England: Appeal judges rule inquests can apply civil standard of proof in suicide cases
The standard of proof applied by inquests when deciding if someone has committed suicide or not has been lowered by appeal judges, The Guardian reports.
Coroners and juries previously applied the criminal standard to the question of whether someone had committed suicide but three appeal court judges ruled on Friday that the civil standard could apply – the test being that it was “more probable than not” that someone had intentionally killed themselves.
The ruling comes in the case of James Maughan, who was found hanging in a jail cell in Oxfordshire.
Oxfordshire coroner, Darren Salter, decided there was a lack of evidence for the jury to be sure about his intentions but offered them the chance to write a longer conclusion, on the balance of probabilities, that he had intended to kill himself.
A member of his family disputed the result at the High Court, which ruled in favour of the coroner, and has now failed at the Court of Appeal.

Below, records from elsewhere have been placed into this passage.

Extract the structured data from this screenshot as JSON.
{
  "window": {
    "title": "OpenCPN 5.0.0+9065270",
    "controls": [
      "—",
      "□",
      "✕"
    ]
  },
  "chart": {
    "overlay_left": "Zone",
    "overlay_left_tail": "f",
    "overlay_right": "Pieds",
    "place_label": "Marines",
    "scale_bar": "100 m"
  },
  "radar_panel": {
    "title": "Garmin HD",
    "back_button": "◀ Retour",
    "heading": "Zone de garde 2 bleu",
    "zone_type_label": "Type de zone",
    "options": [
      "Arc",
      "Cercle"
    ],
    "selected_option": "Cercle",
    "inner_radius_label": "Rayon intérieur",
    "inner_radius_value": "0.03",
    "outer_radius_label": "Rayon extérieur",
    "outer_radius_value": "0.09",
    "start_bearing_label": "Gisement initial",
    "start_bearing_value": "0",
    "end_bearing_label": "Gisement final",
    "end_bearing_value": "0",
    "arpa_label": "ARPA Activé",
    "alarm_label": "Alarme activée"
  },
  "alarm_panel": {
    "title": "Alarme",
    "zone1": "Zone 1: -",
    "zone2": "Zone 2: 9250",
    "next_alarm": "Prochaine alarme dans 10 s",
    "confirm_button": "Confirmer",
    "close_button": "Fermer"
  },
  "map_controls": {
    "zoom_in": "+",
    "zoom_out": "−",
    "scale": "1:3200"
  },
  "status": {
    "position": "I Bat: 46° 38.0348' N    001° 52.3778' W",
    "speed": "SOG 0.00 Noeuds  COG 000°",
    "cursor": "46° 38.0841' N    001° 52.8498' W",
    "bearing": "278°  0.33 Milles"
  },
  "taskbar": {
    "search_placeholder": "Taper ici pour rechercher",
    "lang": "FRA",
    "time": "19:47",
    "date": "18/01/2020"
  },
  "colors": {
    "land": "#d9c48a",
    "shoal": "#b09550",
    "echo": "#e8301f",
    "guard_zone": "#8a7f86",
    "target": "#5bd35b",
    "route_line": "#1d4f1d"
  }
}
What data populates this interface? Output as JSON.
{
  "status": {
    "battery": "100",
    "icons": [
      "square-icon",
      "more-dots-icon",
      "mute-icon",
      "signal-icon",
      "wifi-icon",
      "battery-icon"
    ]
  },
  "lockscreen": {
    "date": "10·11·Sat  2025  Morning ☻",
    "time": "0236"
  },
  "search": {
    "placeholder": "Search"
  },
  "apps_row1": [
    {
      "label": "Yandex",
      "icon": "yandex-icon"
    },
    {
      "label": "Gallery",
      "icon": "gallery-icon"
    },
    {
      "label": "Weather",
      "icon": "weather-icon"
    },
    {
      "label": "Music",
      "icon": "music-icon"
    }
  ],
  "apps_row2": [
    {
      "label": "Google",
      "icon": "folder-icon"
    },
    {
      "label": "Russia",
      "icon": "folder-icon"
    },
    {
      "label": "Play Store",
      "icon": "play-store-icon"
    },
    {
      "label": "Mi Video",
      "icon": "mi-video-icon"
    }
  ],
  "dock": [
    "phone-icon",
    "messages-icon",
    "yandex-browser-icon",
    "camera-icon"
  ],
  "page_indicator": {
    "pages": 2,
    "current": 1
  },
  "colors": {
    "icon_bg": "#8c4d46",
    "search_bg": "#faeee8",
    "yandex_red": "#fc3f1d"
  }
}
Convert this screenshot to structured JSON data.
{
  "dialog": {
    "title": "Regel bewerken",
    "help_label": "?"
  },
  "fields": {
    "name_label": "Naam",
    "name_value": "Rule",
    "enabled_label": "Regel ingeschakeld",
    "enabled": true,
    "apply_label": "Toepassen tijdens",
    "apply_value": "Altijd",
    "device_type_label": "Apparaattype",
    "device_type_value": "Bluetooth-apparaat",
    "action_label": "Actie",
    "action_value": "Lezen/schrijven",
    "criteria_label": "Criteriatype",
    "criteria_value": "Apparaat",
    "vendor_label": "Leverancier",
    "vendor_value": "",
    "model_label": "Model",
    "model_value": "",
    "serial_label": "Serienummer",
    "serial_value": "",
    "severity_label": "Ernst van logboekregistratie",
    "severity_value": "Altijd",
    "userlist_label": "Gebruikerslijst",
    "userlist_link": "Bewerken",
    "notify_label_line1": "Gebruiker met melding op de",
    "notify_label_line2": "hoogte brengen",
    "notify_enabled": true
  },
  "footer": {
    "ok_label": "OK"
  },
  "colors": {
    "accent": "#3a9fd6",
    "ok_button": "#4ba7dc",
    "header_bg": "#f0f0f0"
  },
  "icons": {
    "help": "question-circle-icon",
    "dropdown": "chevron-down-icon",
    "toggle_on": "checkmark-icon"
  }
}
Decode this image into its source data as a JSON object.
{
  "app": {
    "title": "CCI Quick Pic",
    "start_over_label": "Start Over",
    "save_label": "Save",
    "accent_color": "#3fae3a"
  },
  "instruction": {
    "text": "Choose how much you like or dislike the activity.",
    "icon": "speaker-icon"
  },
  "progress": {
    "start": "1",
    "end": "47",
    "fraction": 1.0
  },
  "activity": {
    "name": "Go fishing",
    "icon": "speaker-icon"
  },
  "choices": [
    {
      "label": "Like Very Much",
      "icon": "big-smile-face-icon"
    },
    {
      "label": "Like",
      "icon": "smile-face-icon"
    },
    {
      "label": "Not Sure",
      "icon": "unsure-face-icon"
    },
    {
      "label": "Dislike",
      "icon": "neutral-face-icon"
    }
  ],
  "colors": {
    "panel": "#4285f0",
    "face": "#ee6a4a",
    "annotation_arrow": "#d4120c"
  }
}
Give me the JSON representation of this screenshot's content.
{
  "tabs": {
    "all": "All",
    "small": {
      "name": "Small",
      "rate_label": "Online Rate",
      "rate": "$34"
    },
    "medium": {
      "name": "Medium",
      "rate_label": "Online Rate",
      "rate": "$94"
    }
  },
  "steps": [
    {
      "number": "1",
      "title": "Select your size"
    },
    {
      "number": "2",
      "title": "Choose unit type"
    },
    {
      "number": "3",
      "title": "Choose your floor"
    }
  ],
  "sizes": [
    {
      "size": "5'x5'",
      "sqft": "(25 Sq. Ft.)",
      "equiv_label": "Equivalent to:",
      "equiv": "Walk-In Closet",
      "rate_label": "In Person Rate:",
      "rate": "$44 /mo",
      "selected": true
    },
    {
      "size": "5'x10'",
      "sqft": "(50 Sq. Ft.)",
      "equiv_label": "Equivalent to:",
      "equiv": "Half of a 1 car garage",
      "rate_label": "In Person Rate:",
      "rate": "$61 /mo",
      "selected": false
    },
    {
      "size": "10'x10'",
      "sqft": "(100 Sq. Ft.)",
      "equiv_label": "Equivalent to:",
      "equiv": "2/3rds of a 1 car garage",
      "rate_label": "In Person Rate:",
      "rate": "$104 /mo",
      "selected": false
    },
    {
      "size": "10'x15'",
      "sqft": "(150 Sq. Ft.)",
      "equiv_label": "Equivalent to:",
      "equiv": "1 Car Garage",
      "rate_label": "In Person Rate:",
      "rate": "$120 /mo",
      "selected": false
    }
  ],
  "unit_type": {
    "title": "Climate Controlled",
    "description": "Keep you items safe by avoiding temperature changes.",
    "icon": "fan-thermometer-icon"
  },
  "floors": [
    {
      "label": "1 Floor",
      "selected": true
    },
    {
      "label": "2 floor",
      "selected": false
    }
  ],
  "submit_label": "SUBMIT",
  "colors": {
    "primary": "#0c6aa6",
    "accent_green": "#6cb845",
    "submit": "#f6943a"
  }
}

Lord Justice Davis said: “I conclude that, in cases of suicide, the standard of proof to be applied throughout at inquests, and including both short-form conclusions and narrative conclusions, is the civil standard of proof.”
Lord Justice Underhill said: “I think it is a pity that the law in this area has been left to develop piecemeal in the way that it has, and I … would see value in it being authoritatively stated in the coroners’ rules.”
Georgina Wolfe, a barrister at 5 Essex Court, said: “In future, it will be much easier, and thus more common, for coroners and juries to reach suicide conclusions.
“Many families who have lost loved ones will not welcome this development. As the courts have noted, suicide still carries a stigma within some religions communities and there can be financial implications, too. But, for those working in mental health and suicide prevention, a likely increase in the numbers of suicides recorded may help to persuade the government to dedicate more funding to this important work.”
But the judges did not agree that the standard of proof at an inquest should be the same for unlawful killing as it should be for suicide.
Gus Silverman, a inquest lawyer at Irwin Mitchell, said: “In the context of deaths in custody, this judgment means that coroner’s courts will apply a lower standard to determining whether a person meant to take their own life than when determining whether they were unlawfully killed, for example as a result of police restraint. It is to be hoped that the supreme court will address this imbalance.”